Phil Kozel examines the social and economic impacts of pirates throughout time—from Blackbeard to black-market bit streamers.

Posted: 2016/01/28 by dearbalak in Links/Articles/Video

Source: Course Spotlight: Mysteries and Marvels of Piracy – Academics & Research – Rollins 360

But the topic seems to beg me to pirate the article right?!?

So here it is via the criminal magic of cut & paste ;p

Course Spotlight: Mysteries and Marvels of Piracy

Examining the social and economic impacts of pirates throughout time—from Blackbeard to black-market bit streamers.

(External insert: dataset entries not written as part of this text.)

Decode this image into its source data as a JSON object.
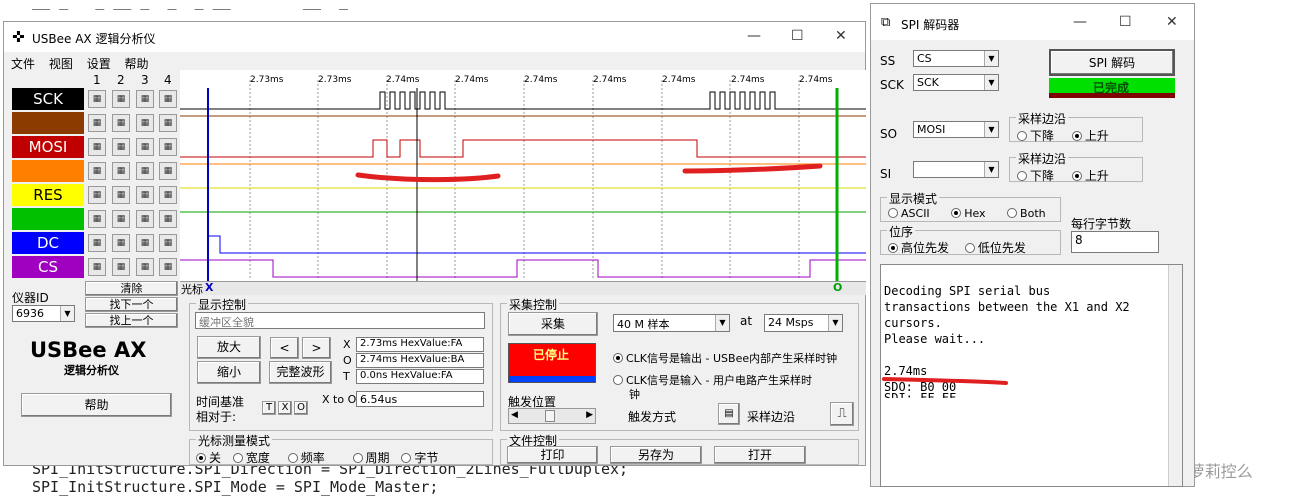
{
  "background_code": {
    "line_top": "__ _   _ __ _  _  _ __        __  _",
    "line1": "SPI_InitStructure.SPI_Direction = SPI_Direction_2Lines_FullDuplex;",
    "line2": "SPI_InitStructure.SPI_Mode = SPI_Mode_Master;"
  },
  "watermark": "CSDN @你是萝莉控么",
  "main": {
    "title": "USBee AX 逻辑分析仪",
    "menu": [
      "文件",
      "视图",
      "设置",
      "帮助"
    ],
    "col_headers": [
      "1",
      "2",
      "3",
      "4"
    ],
    "signals": [
      {
        "label": "SCK",
        "color": "#000000",
        "text": "#ffffff"
      },
      {
        "label": "",
        "color": "#8b3a00",
        "text": "#ffffff"
      },
      {
        "label": "MOSI",
        "color": "#c00000",
        "text": "#ffffff"
      },
      {
        "label": "",
        "color": "#ff7f00",
        "text": "#000000"
      },
      {
        "label": "RES",
        "color": "#ffff00",
        "text": "#000000"
      },
      {
        "label": "",
        "color": "#00c000",
        "text": "#ffffff"
      },
      {
        "label": "DC",
        "color": "#0000ff",
        "text": "#ffffff"
      },
      {
        "label": "CS",
        "color": "#a000c0",
        "text": "#ffffff"
      }
    ],
    "time_labels": [
      "2.73ms",
      "2.73ms",
      "2.74ms",
      "2.74ms",
      "2.74ms",
      "2.74ms",
      "2.74ms",
      "2.74ms",
      "2.74ms",
      "2.74ms",
      "2.74ms"
    ],
    "cursor_bar": {
      "label": "光标",
      "x": "X",
      "o": "O"
    },
    "left": {
      "clear": "清除",
      "device_id_label": "仪器ID",
      "device_id": "6936",
      "find_next": "找下一个",
      "find_prev": "找上一个",
      "logo": "USBee AX",
      "logo_sub": "逻辑分析仪",
      "help": "帮助"
    },
    "display": {
      "title": "显示控制",
      "buffer": "缓冲区全貌",
      "zoom_in": "放大",
      "zoom_out": "缩小",
      "prev": "<",
      "next": ">",
      "full": "完整波形",
      "x_label": "X",
      "x_val": "2.73ms HexValue:FA",
      "o_label": "O",
      "o_val": "2.74ms HexValue:BA",
      "t_label": "T",
      "t_val": "0.0ns HexValue:FA",
      "timebase1": "时间基准",
      "timebase2": "相对于:",
      "t_btn": "T",
      "x_btn": "X",
      "o_btn": "O",
      "xo_label": "X to O",
      "xo_val": "6.54us"
    },
    "cursor_mode": {
      "title": "光标测量模式",
      "options": [
        "关",
        "宽度",
        "频率",
        "周期",
        "字节"
      ],
      "selected": "关"
    },
    "capture": {
      "title": "采集控制",
      "acquire": "采集",
      "samples": "40 M 样本",
      "at": "at",
      "rate": "24 Msps",
      "stopped": "已停止",
      "clk_out": "CLK信号是输出 - USBee内部产生采样时钟",
      "clk_in1": "CLK信号是输入 - 用户电路产生采样时",
      "clk_in2": "钟",
      "trigger_pos": "触发位置",
      "trigger_mode": "触发方式",
      "sample_edge": "采样边沿"
    },
    "file": {
      "title": "文件控制",
      "print": "打印",
      "save": "另存为",
      "open": "打开"
    }
  },
  "spi": {
    "title": "SPI 解码器",
    "ss_label": "SS",
    "ss_val": "CS",
    "sck_label": "SCK",
    "sck_val": "SCK",
    "decode_btn": "SPI 解码",
    "done": "已完成",
    "so_label": "SO",
    "so_val": "MOSI",
    "si_label": "SI",
    "si_val": "",
    "edge_title": "采样边沿",
    "fall": "下降",
    "rise": "上升",
    "display_title": "显示模式",
    "ascii": "ASCII",
    "hex": "Hex",
    "both": "Both",
    "bit_order_title": "位序",
    "msb": "高位先发",
    "lsb": "低位先发",
    "bytes_label": "每行字节数",
    "bytes_val": "8",
    "output": [
      "Decoding SPI serial bus",
      "transactions between the X1 and X2",
      "cursors.",
      "Please wait...",
      "",
      "2.74ms",
      "SDO: B0 00",
      "SDI: FF FF"
    ]
  }
}
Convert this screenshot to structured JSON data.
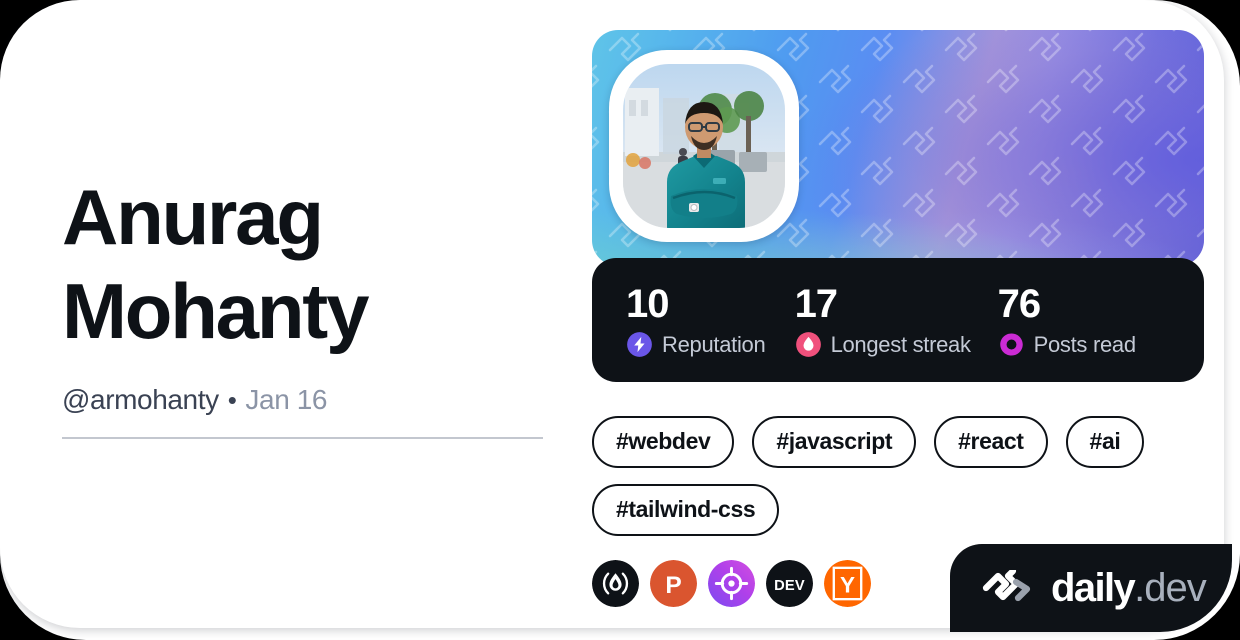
{
  "profile": {
    "name": "Anurag Mohanty",
    "handle": "@armohanty",
    "separator": "•",
    "date": "Jan 16",
    "avatar_alt": "profile-photo"
  },
  "stats": [
    {
      "value": "10",
      "label": "Reputation",
      "icon": "bolt-icon",
      "icon_color": "#6a56e8"
    },
    {
      "value": "17",
      "label": "Longest streak",
      "icon": "flame-icon",
      "icon_color": "#f0507c"
    },
    {
      "value": "76",
      "label": "Posts read",
      "icon": "ring-icon",
      "icon_color": "#cb2bd4"
    }
  ],
  "tags": [
    {
      "label": "#webdev"
    },
    {
      "label": "#javascript"
    },
    {
      "label": "#react"
    },
    {
      "label": "#ai"
    },
    {
      "label": "#tailwind-css"
    }
  ],
  "sources": [
    {
      "name": "hashnode-icon",
      "bg": "#0e1217",
      "fg": "#ffffff"
    },
    {
      "name": "producthunt-icon",
      "bg": "#da552f",
      "fg": "#ffffff",
      "letter": "P"
    },
    {
      "name": "target-icon",
      "bg": "#b341e8",
      "fg": "#ffffff"
    },
    {
      "name": "devto-icon",
      "bg": "#0e1217",
      "fg": "#ffffff",
      "letter": "DEV"
    },
    {
      "name": "hackernews-icon",
      "bg": "#ff6600",
      "fg": "#ffffff",
      "letter": "Y"
    }
  ],
  "brand": {
    "name": "daily",
    "suffix": ".dev",
    "logo": "daily-dev-logo-icon",
    "bg": "#0e1217"
  },
  "theme": {
    "page_bg": "#000000",
    "card_bg": "#ffffff",
    "text_primary": "#0e1217",
    "text_secondary": "#3a4253",
    "text_muted": "#8b94a6",
    "dark_panel": "#0e1217",
    "divider": "#c3c7cf"
  }
}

Phil Kozel, associate professor of economics, leads his Mysteries and Marvels of Piracy class in a study of the economics and politics on ship. (Photo by Scott Cook)Phil Kozel, associate professor of economics, leads his Mysteries and Marvels of Piracy class in a study of the economics and politics on ship. (Photo by Scott Cook)

Ever streamed a movie before it hit theaters? Swiped a copyrighted photo for use in a PowerPoint? Downloaded “free” music?

We might not be hoisting the Jolly Roger or plundering gold-laden treasure ships, but chances are we all have a little modern-day pirate in us.

Course Title

Mysteries and Marvels of Piracy

Instructor

Phil Kozel, associate professor of economics

Description

From the high seas to DVDs, this course explores maritime and digital piracy—acts that carry social and economic consequences, both good and bad. Beginning with the “golden age” of piracy in the Caribbean (early 1700s) to modern violations of intellectual property, students consider how piracy continues to exist and how it fundamentally changes society and culture.

“The class all knows about Capt. Jack Sparrow and the Hollywood version of pirates,” says Kozel, whose long beard exudes its own style of buccaneer bravado. “So it’s interesting for students to learn about the real historical figures. Where’d they come from? Why’d they do what they do? Pirates are a pretty remarkable group of people who don’t always fit the stereotypes.”

The course is broken into two parts: maritime piracy (historical and current) and intellectual piracy (property rights, digital, and biological).

Snapshot

When we stopped by class on January 26, the 19 students—all sophomores—were studying economics and politics on the ship. Peter Leeson’s The Invisible Hook—a twist on Adam Smith that reveals the self-serving democratic and economic forces behind historical maritime piracy—provided the basis for a lively conversation.

Student Perspectives

Mollie Thibodeau ’18, a communication studies major, has newfound appreciation for how piracy comes in many shapes and forms.

“I’ve quickly learned about the politics on a typical pirate ship,” she says, “the lifestyles of famous—or maybe infamous—pirates such as Blackbeard and Anne Bonny, and even how piracy relates to the new electronic day and age we have become so accustomed to.”

Kaylee Atwell ’18, an art studio major, has enjoyed studying the daring exploits of Colonial-era swashbucklers, as well as modern-day maritime pirates—such as those threatening the coast of Somalia and other well-traveled shipping lanes.

“They have more in common with piracy in the entertainment industry than many people realize,” she says. “This class is always entertaining and never fails to challenge my preconceptions of economic and social issues.”

Did You Know?

For some maritime pirates of yore, it wasn’t all about gold doubloons. Yes, they were still motivated by loot, but these legendary bandits had an ethical side as well.

“For example,” Kozel explains, “when most pirates would board a ship, the first thing they’d do is ask the crew what kind of captain they had. If he treated his sailors well, a lot of times he and his ship would be spared. When serving under a bad captain, however, many of the sailors would choose to become pirates themselves. That was just one of the ways of promoting justice on the high seas.”

(Photo by Scott Cook)(Photo by Scott Cook)

(Photo by Scott Cook)(Photo by Scott Cook)

(Photo by Scott Cook)(Photo by Scott Cook)

(Photo by Scott Cook)(Photo by Scott Cook)

(Photo by Scott Cook)(Photo by Scott Cook)

Comments are closed.